- **Material supplied**
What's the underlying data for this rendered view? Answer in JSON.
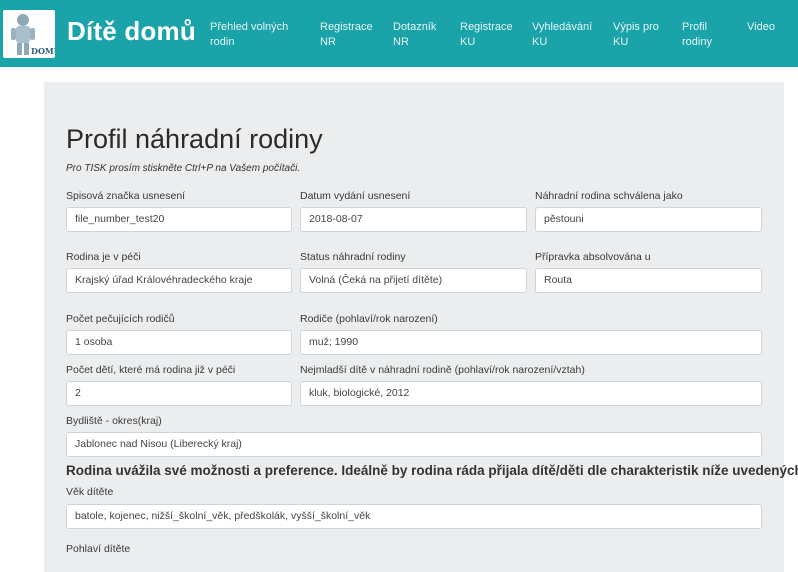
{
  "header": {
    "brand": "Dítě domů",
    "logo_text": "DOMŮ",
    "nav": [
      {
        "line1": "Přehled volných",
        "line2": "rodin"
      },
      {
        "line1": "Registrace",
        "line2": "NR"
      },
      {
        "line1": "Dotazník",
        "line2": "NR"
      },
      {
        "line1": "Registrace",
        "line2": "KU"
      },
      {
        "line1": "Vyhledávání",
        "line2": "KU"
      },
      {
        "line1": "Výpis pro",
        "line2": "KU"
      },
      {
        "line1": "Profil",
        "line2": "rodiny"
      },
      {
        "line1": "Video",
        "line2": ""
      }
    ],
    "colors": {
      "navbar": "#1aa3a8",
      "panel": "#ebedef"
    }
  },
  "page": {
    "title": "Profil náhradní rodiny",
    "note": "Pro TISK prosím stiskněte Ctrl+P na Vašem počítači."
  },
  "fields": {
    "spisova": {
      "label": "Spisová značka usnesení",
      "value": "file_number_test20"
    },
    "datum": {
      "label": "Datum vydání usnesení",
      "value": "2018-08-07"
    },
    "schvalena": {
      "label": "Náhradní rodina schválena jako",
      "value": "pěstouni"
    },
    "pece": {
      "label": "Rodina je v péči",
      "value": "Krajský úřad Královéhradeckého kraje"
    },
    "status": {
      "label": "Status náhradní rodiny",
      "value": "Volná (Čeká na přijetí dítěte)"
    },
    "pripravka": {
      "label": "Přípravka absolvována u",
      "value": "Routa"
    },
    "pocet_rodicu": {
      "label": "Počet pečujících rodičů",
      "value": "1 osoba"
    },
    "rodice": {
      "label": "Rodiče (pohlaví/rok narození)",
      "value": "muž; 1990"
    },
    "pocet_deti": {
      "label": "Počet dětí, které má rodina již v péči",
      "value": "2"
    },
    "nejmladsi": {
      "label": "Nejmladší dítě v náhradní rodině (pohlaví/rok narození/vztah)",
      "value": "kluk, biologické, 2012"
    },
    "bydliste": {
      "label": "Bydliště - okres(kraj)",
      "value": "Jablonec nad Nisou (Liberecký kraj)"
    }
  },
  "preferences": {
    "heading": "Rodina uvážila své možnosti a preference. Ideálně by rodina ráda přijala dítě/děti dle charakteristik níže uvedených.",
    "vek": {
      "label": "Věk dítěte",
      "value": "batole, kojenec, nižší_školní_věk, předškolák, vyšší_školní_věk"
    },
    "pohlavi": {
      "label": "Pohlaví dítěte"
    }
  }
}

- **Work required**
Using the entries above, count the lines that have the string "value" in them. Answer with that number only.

- **Problem solution**
12